[Dataset rows for apps and sites]
******************************

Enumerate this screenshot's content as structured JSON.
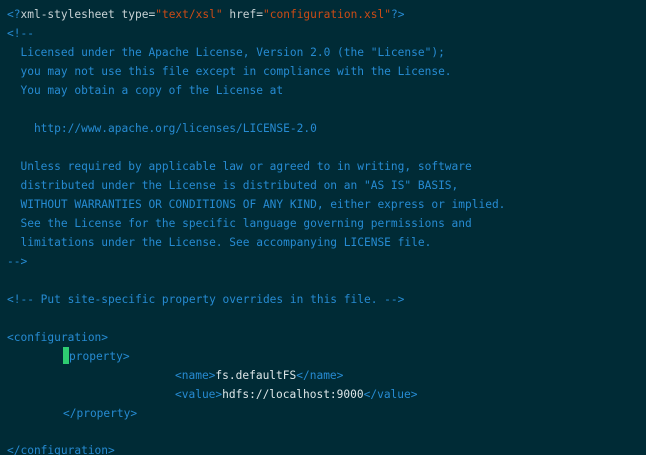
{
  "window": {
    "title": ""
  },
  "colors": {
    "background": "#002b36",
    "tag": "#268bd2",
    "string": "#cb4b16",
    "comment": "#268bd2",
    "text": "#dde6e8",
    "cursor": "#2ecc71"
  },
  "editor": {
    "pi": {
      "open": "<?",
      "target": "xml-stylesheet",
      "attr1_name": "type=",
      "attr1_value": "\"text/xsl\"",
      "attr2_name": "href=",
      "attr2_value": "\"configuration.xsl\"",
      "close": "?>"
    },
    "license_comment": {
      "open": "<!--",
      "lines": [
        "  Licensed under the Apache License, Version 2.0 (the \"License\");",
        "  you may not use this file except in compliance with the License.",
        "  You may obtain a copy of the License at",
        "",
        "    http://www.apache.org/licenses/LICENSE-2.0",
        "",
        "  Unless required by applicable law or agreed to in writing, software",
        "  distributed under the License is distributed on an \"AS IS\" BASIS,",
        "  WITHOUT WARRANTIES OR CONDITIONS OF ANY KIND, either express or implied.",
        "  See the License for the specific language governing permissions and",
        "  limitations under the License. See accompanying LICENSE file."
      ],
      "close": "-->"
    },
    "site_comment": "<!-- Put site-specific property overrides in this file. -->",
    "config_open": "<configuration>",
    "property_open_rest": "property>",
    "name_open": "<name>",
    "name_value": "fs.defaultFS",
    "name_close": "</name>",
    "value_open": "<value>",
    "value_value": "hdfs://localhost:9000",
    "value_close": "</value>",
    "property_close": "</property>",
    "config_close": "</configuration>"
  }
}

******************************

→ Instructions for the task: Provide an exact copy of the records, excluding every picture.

→ Response box:
Enumerate this screenshot's content as structured JSON.
{
  "window": {
    "title": ""
  },
  "colors": {
    "background": "#002b36",
    "tag": "#268bd2",
    "string": "#cb4b16",
    "comment": "#268bd2",
    "text": "#dde6e8",
    "cursor": "#2ecc71"
  },
  "editor": {
    "pi": {
      "open": "<?",
      "target": "xml-stylesheet",
      "attr1_name": "type=",
      "attr1_value": "\"text/xsl\"",
      "attr2_name": "href=",
      "attr2_value": "\"configuration.xsl\"",
      "close": "?>"
    },
    "license_comment": {
      "open": "<!--",
      "lines": [
        "  Licensed under the Apache License, Version 2.0 (the \"License\");",
        "  you may not use this file except in compliance with the License.",
        "  You may obtain a copy of the License at",
        "",
        "    http://www.apache.org/licenses/LICENSE-2.0",
        "",
        "  Unless required by applicable law or agreed to in writing, software",
        "  distributed under the License is distributed on an \"AS IS\" BASIS,",
        "  WITHOUT WARRANTIES OR CONDITIONS OF ANY KIND, either express or implied.",
        "  See the License for the specific language governing permissions and",
        "  limitations under the License. See accompanying LICENSE file."
      ],
      "close": "-->"
    },
    "site_comment": "<!-- Put site-specific property overrides in this file. -->",
    "config_open": "<configuration>",
    "property_open_rest": "property>",
    "name_open": "<name>",
    "name_value": "fs.defaultFS",
    "name_close": "</name>",
    "value_open": "<value>",
    "value_value": "hdfs://localhost:9000",
    "value_close": "</value>",
    "property_close": "</property>",
    "config_close": "</configuration>"
  }
}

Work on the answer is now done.